The Liechtenstein Bankers' Association is talking to its government about tightening the criteria for using the Liechtenstein Disclosure Facility, which has been used by more than 2000 Britons since it was set up in 2009, Accountancy Age can reveal.
The LDF has been more popular than originally expected, particularly with Britons who have transferred cash from other offshore accounts into Liechtenstein, which is trying to shed its image as a tax haven. Last week, the governments extended the deal for an extra year until April 2016. HM Revenue and Customs (HMRC) has estimated that the deal could raise around £3bn for the Treasury.
Currently, Britons only have to show a "meaningful" connection with Liechtenstein in order to open a bank account there and use the LDF.
There is no minimum amount for using the LDF, although some banks specify their own conditions.
Two Liechtenstein banking sources have told Accountancy Age that the Liechtenstein Bankers' Association is expected to imminently ask its government to tighten the criteria for Britons who want to use the LDF.
The banks propose Britons should pay a minimum of 30% of their overseas assets into a Liechtenstein bank account and keep it open for at least two years.
Britons who have a company structure or trust in Liechtenstein will have to pay 20% of their overseas assets and also keep the account open for two years.
The details of the proposals have not been finalised.
All of which seems to confirm what some of us have always suspected, which is that this is simply a great marketing tool for Liechtenstein's offshore banks and little more.
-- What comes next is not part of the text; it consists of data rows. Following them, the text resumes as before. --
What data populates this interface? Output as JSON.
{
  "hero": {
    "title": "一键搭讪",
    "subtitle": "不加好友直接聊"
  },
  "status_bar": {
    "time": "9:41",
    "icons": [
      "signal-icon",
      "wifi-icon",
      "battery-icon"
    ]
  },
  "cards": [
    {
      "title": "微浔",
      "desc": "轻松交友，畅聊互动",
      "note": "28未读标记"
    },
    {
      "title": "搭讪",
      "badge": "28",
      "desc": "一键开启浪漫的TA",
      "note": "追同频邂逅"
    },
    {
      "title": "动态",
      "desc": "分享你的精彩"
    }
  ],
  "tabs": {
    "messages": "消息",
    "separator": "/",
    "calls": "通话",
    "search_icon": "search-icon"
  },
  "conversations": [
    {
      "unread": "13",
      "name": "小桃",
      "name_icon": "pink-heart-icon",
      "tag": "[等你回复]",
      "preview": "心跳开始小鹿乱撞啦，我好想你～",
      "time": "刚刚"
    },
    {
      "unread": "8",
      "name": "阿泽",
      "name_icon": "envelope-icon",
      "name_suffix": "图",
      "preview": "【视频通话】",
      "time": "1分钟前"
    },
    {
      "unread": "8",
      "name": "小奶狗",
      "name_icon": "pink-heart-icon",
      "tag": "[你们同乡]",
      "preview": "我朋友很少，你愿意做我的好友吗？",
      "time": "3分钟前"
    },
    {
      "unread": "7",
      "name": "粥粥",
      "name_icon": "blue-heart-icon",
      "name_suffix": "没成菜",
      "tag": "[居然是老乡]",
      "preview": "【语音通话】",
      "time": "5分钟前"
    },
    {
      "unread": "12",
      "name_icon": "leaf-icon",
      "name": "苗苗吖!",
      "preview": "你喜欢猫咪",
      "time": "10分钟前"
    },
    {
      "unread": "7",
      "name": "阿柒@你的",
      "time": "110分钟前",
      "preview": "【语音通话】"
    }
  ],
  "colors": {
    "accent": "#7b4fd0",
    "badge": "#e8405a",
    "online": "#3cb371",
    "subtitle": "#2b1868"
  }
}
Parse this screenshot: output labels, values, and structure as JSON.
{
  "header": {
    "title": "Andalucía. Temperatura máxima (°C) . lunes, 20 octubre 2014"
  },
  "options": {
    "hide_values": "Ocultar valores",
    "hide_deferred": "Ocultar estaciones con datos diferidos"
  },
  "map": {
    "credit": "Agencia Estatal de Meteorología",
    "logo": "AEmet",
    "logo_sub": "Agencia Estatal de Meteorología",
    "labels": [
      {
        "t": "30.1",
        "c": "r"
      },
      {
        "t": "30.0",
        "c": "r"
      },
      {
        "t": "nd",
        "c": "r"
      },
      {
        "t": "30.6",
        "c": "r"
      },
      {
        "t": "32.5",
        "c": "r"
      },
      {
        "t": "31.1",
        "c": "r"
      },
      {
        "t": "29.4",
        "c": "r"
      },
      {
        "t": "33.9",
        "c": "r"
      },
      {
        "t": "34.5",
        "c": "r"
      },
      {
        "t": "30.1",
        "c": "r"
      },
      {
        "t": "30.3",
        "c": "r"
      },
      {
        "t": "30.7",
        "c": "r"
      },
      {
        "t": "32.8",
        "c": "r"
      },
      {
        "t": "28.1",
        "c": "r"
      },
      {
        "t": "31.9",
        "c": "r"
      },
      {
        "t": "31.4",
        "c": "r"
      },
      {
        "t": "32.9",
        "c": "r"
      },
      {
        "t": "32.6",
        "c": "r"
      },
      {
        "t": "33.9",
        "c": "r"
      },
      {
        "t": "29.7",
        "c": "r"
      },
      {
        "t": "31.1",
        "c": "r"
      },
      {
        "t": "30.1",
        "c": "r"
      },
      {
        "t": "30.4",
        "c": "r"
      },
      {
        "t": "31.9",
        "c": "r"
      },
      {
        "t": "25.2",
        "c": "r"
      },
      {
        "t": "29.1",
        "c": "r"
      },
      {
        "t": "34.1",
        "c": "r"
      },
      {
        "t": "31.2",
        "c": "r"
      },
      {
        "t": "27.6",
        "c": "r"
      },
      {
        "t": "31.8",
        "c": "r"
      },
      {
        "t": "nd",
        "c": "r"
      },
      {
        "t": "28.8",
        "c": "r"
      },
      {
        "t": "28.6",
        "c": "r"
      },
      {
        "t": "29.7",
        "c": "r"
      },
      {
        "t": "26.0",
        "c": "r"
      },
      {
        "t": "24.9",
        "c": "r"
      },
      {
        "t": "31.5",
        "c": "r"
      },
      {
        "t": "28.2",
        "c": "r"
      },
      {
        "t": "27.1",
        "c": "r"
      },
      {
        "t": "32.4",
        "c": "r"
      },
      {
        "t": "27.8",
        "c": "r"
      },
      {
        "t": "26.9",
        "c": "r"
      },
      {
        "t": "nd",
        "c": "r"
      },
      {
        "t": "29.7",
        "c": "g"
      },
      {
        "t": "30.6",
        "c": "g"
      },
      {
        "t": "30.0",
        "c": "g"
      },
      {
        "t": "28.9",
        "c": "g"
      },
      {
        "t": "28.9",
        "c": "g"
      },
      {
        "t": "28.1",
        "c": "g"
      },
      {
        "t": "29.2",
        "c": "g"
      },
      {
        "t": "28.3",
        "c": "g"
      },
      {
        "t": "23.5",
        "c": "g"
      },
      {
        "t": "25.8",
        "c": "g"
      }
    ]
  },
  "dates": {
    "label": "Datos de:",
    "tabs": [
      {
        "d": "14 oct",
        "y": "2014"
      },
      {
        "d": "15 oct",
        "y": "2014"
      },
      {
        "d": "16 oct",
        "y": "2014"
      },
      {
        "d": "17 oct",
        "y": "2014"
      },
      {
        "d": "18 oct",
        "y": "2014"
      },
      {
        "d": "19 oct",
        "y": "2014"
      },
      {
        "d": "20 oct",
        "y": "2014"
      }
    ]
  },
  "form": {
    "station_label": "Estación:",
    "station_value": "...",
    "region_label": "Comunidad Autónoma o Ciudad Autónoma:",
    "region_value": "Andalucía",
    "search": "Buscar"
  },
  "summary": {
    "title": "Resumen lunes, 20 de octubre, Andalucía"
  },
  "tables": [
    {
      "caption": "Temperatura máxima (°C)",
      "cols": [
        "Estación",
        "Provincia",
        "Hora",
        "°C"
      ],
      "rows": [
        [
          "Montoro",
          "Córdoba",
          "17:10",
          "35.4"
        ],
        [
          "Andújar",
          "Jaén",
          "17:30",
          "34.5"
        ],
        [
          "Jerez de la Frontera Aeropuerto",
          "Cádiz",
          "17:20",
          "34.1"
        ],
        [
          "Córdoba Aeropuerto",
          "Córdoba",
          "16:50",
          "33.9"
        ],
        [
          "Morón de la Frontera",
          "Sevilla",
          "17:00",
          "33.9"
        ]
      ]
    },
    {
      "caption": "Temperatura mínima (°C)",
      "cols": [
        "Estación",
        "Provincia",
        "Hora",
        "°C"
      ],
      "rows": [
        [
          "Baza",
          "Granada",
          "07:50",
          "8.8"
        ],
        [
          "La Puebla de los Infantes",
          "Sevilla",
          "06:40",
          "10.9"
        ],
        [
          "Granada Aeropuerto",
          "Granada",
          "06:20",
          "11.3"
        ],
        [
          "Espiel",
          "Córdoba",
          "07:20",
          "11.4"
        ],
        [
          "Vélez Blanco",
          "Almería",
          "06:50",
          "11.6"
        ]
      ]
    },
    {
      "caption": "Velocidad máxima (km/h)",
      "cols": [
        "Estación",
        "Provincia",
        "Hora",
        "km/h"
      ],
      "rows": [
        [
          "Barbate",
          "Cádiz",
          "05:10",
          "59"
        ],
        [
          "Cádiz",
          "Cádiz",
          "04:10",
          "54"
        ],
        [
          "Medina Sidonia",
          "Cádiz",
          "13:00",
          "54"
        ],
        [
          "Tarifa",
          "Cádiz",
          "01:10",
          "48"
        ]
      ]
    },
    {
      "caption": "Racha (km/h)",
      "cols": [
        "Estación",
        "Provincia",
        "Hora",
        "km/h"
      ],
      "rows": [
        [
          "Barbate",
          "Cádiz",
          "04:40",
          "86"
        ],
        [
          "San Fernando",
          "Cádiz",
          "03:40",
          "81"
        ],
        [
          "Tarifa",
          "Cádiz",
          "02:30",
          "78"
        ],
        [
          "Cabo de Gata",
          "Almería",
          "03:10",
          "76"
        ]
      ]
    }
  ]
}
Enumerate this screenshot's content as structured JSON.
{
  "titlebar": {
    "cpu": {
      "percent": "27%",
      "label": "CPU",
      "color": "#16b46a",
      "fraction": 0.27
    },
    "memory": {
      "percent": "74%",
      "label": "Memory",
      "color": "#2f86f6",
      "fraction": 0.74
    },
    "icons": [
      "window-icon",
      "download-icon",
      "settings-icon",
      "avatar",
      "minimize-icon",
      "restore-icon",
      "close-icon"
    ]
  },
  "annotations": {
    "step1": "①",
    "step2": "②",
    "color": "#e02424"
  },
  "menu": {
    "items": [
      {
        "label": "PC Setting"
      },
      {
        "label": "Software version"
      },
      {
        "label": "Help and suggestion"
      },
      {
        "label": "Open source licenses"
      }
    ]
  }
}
Another Hartnett wonder where the rich get richer, keep the proceeds of their crime and walk away with untarnished reputations despite their organised criminality. You couldn't make it up.